Currently, the common practice in place is the comparison of “nearest sites with flow data to arrive at an estimate of the required design flows with unknown accuracy,” according to Hudson’s proposal. “The intent is to bring more accurate numbers for the industries that are involved in the construction of bridges and culverts, based on the morphological characteristics of the watershed that are known to affect peak flow. The accuracy of forecast flows also depends on how long of a data record is available. Many of the gauged watersheds on the Island have over 100 years of data. Finding the cumulative distribution function (CDF) of low flows is necessary for any municipality to build infrastructure above waterways.
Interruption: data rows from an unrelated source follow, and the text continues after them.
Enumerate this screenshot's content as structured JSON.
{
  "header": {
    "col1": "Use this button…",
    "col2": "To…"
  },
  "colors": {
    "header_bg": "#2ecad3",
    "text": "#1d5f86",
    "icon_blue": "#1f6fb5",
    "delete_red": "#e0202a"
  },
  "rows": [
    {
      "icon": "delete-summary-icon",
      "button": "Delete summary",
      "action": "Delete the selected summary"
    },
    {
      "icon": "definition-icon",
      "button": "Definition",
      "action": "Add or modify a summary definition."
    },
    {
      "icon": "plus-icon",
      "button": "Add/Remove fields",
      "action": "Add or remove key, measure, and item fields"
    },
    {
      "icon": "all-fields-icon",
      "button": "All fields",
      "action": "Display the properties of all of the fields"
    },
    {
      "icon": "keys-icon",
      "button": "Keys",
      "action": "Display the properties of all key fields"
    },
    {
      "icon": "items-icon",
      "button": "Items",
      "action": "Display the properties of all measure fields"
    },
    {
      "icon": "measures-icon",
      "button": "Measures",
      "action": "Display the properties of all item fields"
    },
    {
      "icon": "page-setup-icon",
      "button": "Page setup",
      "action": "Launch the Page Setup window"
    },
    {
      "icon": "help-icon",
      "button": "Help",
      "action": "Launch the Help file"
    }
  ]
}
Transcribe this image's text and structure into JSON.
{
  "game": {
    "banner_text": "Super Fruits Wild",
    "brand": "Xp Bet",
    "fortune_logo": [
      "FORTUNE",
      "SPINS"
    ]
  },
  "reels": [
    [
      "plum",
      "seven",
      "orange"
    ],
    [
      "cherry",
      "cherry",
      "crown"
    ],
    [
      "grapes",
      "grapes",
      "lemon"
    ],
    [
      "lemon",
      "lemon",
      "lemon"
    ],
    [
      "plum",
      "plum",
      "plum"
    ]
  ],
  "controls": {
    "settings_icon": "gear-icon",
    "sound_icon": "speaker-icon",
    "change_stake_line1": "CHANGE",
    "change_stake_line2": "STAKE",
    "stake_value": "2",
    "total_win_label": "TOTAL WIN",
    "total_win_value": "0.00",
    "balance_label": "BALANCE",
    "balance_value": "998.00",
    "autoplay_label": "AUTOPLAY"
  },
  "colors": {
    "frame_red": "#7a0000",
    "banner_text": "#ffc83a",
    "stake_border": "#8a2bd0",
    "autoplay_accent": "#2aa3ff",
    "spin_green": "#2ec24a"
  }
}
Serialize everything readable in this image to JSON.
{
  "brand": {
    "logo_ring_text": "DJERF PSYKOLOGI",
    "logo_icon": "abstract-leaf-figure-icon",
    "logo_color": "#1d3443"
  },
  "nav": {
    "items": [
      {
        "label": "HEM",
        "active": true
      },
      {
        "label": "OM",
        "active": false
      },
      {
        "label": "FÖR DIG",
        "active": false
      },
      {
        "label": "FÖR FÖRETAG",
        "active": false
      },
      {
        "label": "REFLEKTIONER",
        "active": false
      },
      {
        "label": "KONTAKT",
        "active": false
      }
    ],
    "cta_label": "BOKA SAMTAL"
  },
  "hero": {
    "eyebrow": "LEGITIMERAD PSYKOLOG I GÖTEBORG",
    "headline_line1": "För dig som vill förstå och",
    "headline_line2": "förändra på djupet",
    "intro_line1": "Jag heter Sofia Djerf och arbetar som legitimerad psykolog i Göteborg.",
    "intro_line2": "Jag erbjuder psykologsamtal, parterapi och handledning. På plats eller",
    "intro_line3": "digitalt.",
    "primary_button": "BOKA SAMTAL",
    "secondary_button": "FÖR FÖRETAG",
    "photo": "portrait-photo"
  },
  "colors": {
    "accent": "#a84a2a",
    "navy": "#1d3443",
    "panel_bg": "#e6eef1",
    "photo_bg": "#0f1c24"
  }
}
Understanding the flow over time as affected by forestry and climate change can help improve infrastructures. Finding the CDF of the watersheds is necessary for any municipality to build infrastructure above waterways.” Understanding the flow over time as affected by forestry and climate change can help build better bridges.

Hudson’s proposal states the current practice in place is the comparison of the “nearest sites with flow data to arrive at an estimate of the required design flows with unknown accuracy.” The intent is to bring more accurate numbers for the industries that count on watershed information.

“This will take the guesswork out of it,” says Hudson. If any company wants to build a stream crossing near waterways, they usually hire a hydrologist to apply a nearest gauged neighbours method to produce an “educated guess” as to what the Q100 might be. The physically-based model we are attempting to build to determine those design flows accounts for all factors that might affect peak flow. It is bound to be far more accurate than guesswork, according to Hudson.

The data collected, according to Hudson, can predict “how often really large events recur,” like flooding and droughts that affect cities like Tofino and Parksville due to aging roads and recent population growth.

Hudson hopes not only that the cities on the Island will be interested in this project, but also that it will generate engagement from the mainland municipalities that feed into the Georgia Basin. Information gathered from both areas can be used to consider their coastal counterpart’s water flows—especially due to the “variable terrains” of these two coasts—Island mountains and mainland valleys.

Hudson is hoping that as this project progresses, he can hand the reigns off to another hydrologist or VIU student. “I want to make sure someone else can take on the project,” he says, “to take on a life of its own.”